The best part of zero-sum goals is that you can start the planning process accepting that you will have to solve 100% of the problems. So, there’s no need to start with battling over where to start. Instead, take your teams on a backward-looking journey. Begin in the year 2050 and instil the inherent belief that you’ve already successfully implemented the solutions. What might they look like?
Look around corners and allow space for inspiration.
Only ten years ago most of the energy solutions presented in the Net Zero plan were not feasible. Problems with battery size, storage, and cost made the idea of global electrification of vehicles entirely laughable, but today, BloombergNEF forecasts that it will be cheaper to own and operate an electric car (vs. petrol or diesel) by 2022. And that timeline is turbocharged – in 2018, that predicted crossover date was 2026; meaning that improved technology has already shaved four years off the delivery time.
As you and your team start building your future Net Zero plans, remember to keep looking ahead and around you. What new innovations and technologies are set to influence your infrastructure? How might pre-competitive collaboration speed up systemic solutions in your industry? What success stories (inside AND outside your field) can you highlight to spark creativity and innovation in your own teams?
Connect the work to a higher purpose.
67% of employees around the world expect their employer to have a social purpose, and for their job to have a meaningful impact. Given the current trajectory, I expect that number will continue to rise. Positive societal impact will become a significant differentiator for organisations, enabling them to attract and retain the best talent.
Let’s not kid ourselves, in order to survive and thrive in the next few decades, 100% of UK businesses will need to make seismic shifts. Plenty won’t make it. So, spend your time where it counts, connecting your sustainability strategy (including Net Zero objectives) directly into your company’s raison d’être.
Set clear, measurable targets, and then have faith in people to achieve them.
For so many companies out there, the idea of navigating their teams to Net Zero in just over 30 years is entirely overwhelming. A bit like trying to get from Sao Paulo to Helsinki on foot. Without a map. Or money. Or shoes.
It’s important to remember you are not alone on this journey. There is a planet full of active collaborators, all working to solve similar problems and armed with the knowledge you need. Ask for help. Find trusted advisors to help you devise targets that are rooted in rock solid methodology. Arm your teams with education, set parameters for external collaboration, and you might be surprised to see the ground-breaking solutions that can result.
The groundswell of positive, business engagement with climate change over the past year and a half has me positively giddy.

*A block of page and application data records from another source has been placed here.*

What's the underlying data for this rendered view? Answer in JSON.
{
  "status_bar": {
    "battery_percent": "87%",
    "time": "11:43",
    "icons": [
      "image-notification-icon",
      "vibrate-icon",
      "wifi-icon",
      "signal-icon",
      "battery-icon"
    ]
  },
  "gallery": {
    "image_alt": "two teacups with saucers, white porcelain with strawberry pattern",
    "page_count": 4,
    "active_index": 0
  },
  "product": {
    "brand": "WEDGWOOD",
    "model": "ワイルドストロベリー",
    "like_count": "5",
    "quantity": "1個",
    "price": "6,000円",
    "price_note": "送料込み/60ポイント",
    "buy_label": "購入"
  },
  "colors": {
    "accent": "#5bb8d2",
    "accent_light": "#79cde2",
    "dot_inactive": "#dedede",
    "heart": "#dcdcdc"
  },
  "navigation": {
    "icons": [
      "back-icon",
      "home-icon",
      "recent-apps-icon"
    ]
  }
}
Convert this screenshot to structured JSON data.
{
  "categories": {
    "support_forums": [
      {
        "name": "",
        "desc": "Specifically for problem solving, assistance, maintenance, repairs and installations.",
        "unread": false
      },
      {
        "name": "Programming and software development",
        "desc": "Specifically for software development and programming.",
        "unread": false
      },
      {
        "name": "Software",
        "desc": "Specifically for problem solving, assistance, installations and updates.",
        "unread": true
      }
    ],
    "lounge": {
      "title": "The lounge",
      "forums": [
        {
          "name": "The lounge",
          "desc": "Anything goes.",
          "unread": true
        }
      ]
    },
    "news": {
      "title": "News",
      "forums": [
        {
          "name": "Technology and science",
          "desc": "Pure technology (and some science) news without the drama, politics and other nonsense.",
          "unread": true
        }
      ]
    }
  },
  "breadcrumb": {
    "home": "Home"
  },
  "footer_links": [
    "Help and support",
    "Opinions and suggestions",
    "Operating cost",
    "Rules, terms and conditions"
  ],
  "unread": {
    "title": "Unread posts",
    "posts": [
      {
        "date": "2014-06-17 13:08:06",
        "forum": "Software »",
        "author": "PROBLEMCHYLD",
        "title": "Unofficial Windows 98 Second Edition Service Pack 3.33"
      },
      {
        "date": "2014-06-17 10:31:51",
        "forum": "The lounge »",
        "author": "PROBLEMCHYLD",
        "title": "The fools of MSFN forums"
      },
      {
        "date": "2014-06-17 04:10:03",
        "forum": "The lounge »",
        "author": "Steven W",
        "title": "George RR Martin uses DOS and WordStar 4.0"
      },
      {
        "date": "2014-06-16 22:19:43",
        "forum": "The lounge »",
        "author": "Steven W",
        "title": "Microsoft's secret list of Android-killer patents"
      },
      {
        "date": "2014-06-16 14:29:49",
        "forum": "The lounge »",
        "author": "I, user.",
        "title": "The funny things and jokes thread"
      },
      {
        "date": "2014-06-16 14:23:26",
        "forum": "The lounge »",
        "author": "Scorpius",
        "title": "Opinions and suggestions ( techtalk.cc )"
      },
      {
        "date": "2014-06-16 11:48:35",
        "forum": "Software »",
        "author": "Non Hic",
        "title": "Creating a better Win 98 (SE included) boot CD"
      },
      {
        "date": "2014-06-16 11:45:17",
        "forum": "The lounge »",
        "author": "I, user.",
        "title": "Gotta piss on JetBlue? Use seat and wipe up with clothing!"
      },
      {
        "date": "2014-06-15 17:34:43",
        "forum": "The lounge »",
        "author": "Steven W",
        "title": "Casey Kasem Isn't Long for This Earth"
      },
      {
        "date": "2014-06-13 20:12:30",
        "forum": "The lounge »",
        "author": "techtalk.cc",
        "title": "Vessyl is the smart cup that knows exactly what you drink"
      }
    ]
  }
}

In just the last two months, I have sat in rooms with giants of industry – key decision makers at global energy providers, air and ground transport, and global banks. Each one of them leaning forward in positive anticipation of this legislation. Signing Net-Zero 2050 into law means more UK jobs, more investment capital for renewable infrastructures, and more opportunities for industrial and political leadership in the UK at a time when we desperately need to build back our strength.
We will achieve Net Zero not just because we must.
But because we can.
Photo credit: Paul Skorupskas
The Rise of the Consciousness Economy
Corporations are raising the bar on sustainability
Why sustainability should be the business strategy – reflections on PwC’s latest CEO Survey